The 1989 Corona del Sol team was honored Saturday on the 25-year anniversary of its state championship. The 2014 team likely will enjoy similar recognition in 25 years.
This Sunday the 86th Annual Academy Awards Ceremony will grace our TV’s. During the Ceremony, Arizona can be expected to be raked over the coals once again. Of course it is no longer the G-rated Program it once was. Now they have to use “L” for Language and “N” for Nudity alerts and probably “M” for Mature would be more fitting. We will of course be subjected to some male/female body part(s) being bared due to an “accidental” clothing malfunction. We will of course be subjected to f-bombs, c-bombs, s-bombs and other assorted profanity from the host/hostess, the presenters, and the awardees. Crocodile tears, mock surprise and humility will rule the day. The “best” movie will be awarded to one of the usual liberal Hollywood. Heaven forbid that any movie positively portraying a normal American family or having a pro-American theme would ever win an Oscar these days.

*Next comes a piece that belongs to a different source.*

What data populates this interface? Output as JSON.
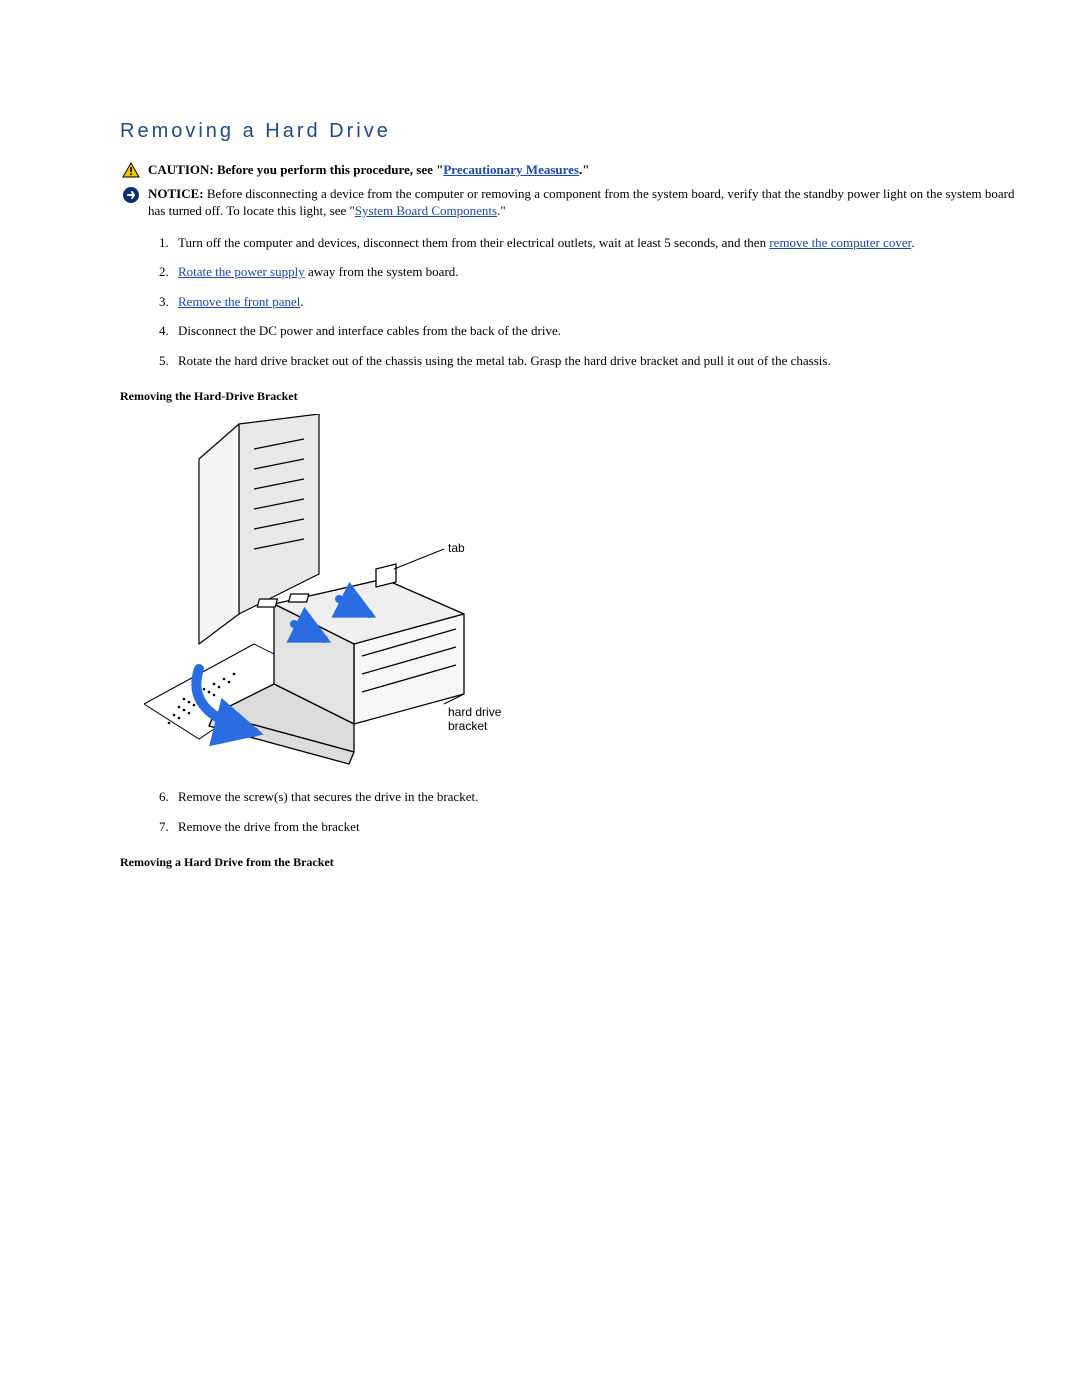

MIAMI BEACH, Fla. — Paula Deen continued maneuvering for a comeback Sunday, turning a beachside cooking demonstration into a public apology for the racist comments that decimated her career last year.
PARKER, Texas — J.R. Ewing is gone, but his presence still looms large on "Dallas" — along with the influence of the actor who made the conniving oilman one of television's most beloved characters.